AL PREDICTIONS FOR 2018
EAST – New York Yankees
CENTRALCleveland Indians
WEST – Houston Astros

How accurate was BP last year? As it turned, pretty accurate. Below are the teams Baseball Prospectus picked to win the American League Divisions in 2017 and who actually won:

AMERICAN LEAGUE PREDICTIONS FOR 2017 
EASTBoston Red Sox (CORRECT)
CENTRAL Cleveland Indians (CORRECT)
WEST Houston Astros (CORRECT)

BP batted 1000 predicting AL Division winners in 2017. Tomorrow we’ll look at how well BP did with the National League.

Contributing Sources:
Baseball Prospectus, February 3, 2018
https://www.baseball-reference.com/

 

A STORY FROM FEB 12 IN BASEBALL HISTORY – ABRAHAM LINCOLN & THE SPREAD OF BASE BALL

TODAY IN BASEBALL TAKES US TO FEBRUARY 12, 1809 IN HODGENVILLE, KENTUCKY – THE BIRTHDAY AND BIRTHPLACE ABRAHAM LINCOLN. Some believe the Civil War helped spread the game of Base Ball. The war brought men from all over the country together. In their leisure, they took up the game.

Others, such as Patricia Millen, author of From Pastime to Passion, say the Civil War more likely slowed down the spread of Base Ball, which had already become quite popular in the Northeast in the decades before the war, and spread like wildfire after the war ended.

According to George B. Kirsch, author of Baseball in Blue and Gray“Abraham Lincoln’s rise to political prominence… occurred during the years when the game was achieving increasing popularity in all regions.

The earliest association between Lincoln and Base Ball appeared in a Currier & Ives political cartoon published in November 1860, shortly after Lincoln defeated three rivals to claim the presidency.

In the cartoon, each has a bat in his hands. Lincoln also has the ball and is saying, “Gentleman, if ever you should take a hand in another match at this game, remember that you must have a good bat to strike a fair ball and make a clean score and a home run.”

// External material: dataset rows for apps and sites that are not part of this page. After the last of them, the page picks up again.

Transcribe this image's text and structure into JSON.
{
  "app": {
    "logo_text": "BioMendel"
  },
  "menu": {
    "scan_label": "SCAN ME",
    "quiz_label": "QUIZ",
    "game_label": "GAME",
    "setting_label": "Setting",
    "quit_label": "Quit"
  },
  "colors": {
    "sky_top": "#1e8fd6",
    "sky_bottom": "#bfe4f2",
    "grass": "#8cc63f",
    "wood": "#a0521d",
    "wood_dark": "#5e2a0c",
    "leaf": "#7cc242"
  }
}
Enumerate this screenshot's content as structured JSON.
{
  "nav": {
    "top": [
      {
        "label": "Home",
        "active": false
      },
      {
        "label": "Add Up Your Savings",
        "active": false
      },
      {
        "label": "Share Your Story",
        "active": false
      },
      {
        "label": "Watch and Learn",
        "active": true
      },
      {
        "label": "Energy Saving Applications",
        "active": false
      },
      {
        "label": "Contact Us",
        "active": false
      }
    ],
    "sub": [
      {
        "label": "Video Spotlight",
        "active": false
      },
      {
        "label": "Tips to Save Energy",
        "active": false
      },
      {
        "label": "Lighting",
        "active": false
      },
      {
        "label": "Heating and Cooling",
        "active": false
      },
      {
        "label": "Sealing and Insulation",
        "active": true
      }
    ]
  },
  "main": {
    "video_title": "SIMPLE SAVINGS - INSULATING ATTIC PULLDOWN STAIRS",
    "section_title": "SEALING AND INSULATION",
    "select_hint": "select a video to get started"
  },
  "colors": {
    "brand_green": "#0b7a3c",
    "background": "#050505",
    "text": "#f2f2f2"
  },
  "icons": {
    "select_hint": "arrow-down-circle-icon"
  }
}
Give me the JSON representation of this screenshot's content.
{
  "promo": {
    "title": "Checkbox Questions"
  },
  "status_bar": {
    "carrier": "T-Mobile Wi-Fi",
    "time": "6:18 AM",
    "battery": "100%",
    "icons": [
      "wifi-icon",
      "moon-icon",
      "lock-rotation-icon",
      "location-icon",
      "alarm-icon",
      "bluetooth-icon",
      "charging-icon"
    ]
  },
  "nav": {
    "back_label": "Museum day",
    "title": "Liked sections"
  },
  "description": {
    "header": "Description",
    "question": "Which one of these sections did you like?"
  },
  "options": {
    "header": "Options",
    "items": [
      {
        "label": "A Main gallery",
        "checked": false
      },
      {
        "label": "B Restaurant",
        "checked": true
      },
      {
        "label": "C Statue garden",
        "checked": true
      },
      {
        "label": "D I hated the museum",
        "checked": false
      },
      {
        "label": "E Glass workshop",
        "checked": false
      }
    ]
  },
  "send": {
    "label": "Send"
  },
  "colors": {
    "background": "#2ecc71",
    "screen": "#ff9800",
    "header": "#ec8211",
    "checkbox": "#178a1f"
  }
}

Additional reading:
Baseball and American Culture: Across the Diamond, by Edward J. Rielly